I’ve been following a discussion on Twitter concerning free speech. Not a lot, or in depth because I’m attempting to spend a lot less time on that platform that I used to, but a few minutes here, a few minutes there, during the day, I’ve noticed an extended dialogue on this very important topic in my mind. I didn’t peruse the thread as I normally would have, but I think I read enough, scrolling through, to get the gist of what was being said. MAybe not, but instead of participating there, I thought I may throw my two cents in here.
It’s not an easy subject to tackle. Yes, here in the United States we have a constitutionally protected right to free speech that no other country has. Other countries, as we all know, have enacted laws against hate speech which is very slippery in my mind because what one person may consider unlawful speech, another may not. That’s why there are no such laws here in the U.S. even though there seems to be a growing percentage of the population that would be okay for restrictions to speech. There are already restrictions but those are to protect life. No one may directly incite violence against another person or group of people without consequences.
There’s a lot of different areas that the concept of free speech may be considered, but I’d like to focus here on the same on college and university campuses. It seems, at least to me, that in the past decade or more, the concept of free speech has become less a priority for many of these institutions of higher learning. on campus, most especially to those that hold conservative viewpoints. That’s right, free speech on college campuses seems to be only available to those that profess a liberal or progressive point of view. There may be instances where they, too, have been prevented from holding events, but it seems I never read about any of those.
I’m so old I recall when debating ideas on campus was welcome, even encouraged. Not so much anymore and what we, the public see are orchestrated attempts to silence any point of view, by a minority by the way, that doesn’t believe that a contrary view to what appears in some cases to be religiously held beliefs by some, are validated. Universities have not seemed to make any attempt to rectify the situation and in fact, in some instances, have required conservative student groups to pay enormous amounts of money for security, in the event that violence breaks out. that’s right, violence. Instead of having the campus police protect the event, it seems they want to protect those that would disrupt, even to the point of violent confrontation.
There are no laws that would protect any of these groups to their right of speech on campus, other than those of assault. Just disrupting an event is not illegal. In fact, those students disrupting are exercising their free speech to the detriment of others with a different viewpoint, and universities and colleges are loathe to make any stand for protections of speech for all. It’s really interesting that those who do not stand up for speech for all do not seem to be the least embarrassed by the video or the stories of their institutions allowing these incidents to occur. It hasn’t seemed to hurt their bottom line, revenue, which seems to be all they are interested in preserving. That may be changing sooner rather than later.

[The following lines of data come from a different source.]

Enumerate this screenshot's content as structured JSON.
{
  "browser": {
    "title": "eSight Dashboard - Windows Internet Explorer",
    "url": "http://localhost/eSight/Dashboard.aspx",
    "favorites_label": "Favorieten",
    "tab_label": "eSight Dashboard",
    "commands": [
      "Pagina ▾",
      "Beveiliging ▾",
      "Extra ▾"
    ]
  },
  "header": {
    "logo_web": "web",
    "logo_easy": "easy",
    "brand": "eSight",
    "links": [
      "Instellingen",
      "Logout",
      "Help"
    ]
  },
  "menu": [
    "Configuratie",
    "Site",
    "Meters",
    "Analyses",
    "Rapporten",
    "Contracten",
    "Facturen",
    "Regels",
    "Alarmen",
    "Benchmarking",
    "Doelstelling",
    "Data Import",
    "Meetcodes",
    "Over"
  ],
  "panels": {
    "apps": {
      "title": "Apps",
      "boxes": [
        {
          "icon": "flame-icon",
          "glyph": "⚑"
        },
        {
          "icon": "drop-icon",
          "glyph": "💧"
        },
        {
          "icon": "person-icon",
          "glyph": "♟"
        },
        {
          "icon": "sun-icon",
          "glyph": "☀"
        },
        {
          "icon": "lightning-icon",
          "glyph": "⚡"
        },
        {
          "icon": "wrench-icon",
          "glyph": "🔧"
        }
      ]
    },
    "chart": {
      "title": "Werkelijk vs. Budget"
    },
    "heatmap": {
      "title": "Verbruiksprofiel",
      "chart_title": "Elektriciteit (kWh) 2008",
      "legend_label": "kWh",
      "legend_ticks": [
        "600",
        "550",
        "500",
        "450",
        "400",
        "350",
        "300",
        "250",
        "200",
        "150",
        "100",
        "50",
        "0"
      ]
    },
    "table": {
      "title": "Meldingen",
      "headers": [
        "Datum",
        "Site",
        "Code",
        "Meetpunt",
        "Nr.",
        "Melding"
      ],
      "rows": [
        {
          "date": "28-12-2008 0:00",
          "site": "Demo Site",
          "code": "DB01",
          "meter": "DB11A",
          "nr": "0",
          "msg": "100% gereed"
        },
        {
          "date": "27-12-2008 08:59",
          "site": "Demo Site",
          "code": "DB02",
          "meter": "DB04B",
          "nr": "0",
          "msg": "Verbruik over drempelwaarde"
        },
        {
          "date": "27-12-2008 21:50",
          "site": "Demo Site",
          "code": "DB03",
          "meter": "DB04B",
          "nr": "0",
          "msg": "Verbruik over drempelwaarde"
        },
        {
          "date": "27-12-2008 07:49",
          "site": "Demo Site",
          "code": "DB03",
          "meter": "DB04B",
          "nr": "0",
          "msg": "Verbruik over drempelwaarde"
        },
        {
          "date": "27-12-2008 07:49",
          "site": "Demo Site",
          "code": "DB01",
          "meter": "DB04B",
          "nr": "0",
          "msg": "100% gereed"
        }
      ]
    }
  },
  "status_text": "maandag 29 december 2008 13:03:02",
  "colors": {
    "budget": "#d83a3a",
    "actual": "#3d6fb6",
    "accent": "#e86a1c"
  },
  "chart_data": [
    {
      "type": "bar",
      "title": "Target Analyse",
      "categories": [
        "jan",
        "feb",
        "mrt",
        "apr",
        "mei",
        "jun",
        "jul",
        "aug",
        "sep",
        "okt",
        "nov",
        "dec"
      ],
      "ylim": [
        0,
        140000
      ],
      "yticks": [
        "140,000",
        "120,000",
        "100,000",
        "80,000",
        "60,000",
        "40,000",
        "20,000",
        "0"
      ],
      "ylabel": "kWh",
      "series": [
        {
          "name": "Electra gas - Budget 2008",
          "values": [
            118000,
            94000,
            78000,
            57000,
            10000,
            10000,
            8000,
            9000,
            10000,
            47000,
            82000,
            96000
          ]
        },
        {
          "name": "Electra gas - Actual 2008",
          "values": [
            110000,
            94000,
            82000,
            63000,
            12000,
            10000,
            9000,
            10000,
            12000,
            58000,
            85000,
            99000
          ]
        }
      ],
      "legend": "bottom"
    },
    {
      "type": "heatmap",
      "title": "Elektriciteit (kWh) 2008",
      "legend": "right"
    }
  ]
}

On March 2nd this year, President Trump gave a speech at the yearly CPAC (Conservative Political Action Convention) where at one point he addressed these situations on campus, pointing directly to the recent assault of a conservative student, caught on video, at Berkeley . In that address he mentioned he was considering an Executive Order to protect speech of all students on campus with those not abiding the order, to lose their access to federal grants. Yearly, the federal government dispense billions in grant money to colleges and universities. If implemented, this could affect programs at some institutions for years, even killing some of the same.
I’m conflicted about this idea of punishing the majority on campus, for the acts of a few. It’s a bad precedent to set because a future administration could use the same reasoning to force colleges and universities to implement their pet projects. Oh wait! That’s already happened, hasn’t it? I recall the letter going out from the Obama Administration, known as the Dear Colleague Letter, advising them to do more about sexual assault on campus. This led, of course, to the kangaroo courts at colleges and universities that more imitated North Korean justice. than U.S.
Is there a way for the government to encourage campuses to protect the speech of all students without a threat of removing some funding? IT seems that in society today, we often approach similar problems with a carrot-and-stick approach. Will we see an Executive Order by the administration addressing fre speech on campus as outlined by the President, or is the threat of one enough to start these institutions, moving on their own? I tend to be less optimistic that without the stick, nothing will change.